making your 50C number correct. F is such a screwy scale.
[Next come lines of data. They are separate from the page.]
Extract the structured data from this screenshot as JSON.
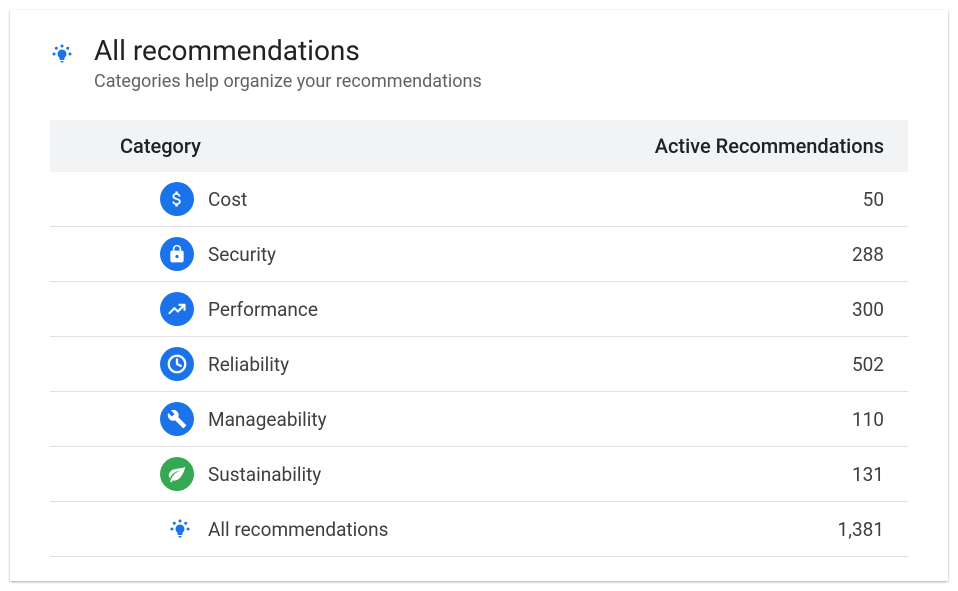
{
  "header": {
    "title": "All recommendations",
    "subtitle": "Categories help organize your recommendations"
  },
  "table": {
    "headers": {
      "category": "Category",
      "count": "Active Recommendations"
    },
    "rows": [
      {
        "icon": "cost",
        "label": "Cost",
        "count": "50"
      },
      {
        "icon": "security",
        "label": "Security",
        "count": "288"
      },
      {
        "icon": "performance",
        "label": "Performance",
        "count": "300"
      },
      {
        "icon": "reliability",
        "label": "Reliability",
        "count": "502"
      },
      {
        "icon": "manageability",
        "label": "Manageability",
        "count": "110"
      },
      {
        "icon": "sustainability",
        "label": "Sustainability",
        "count": "131"
      }
    ],
    "summary": {
      "label": "All recommendations",
      "count": "1,381"
    }
  }
}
My bad...

Paul

On 7/1/06, richardt2005 <richardt2005@...> wrote:
> --- In new_distillers@yahoogroups.com, "Paul McMillan" <Paul@...>
> wrote:
> >
> > 10 Gal = 37.854 liters
> > 167F - 77F = 90 F = 32.222C
>
> OK, I think that's where we diverged.
>
> 77F = 25C
> 167F = 75C
> 75C-25C = 50C
>
> So, for a 20 gallon boiler, which I expect to fill half full of wash,
> 4kw in heating elements to get up to runable temerature (and then
> expet to run at 1 kw) isn't outlandish?
>
>
>
>
>
>
>
>
> New Distillers group archives are at http://archive.nnytech.net/
> FAQ and other information available at http://homedistiller.org
>
>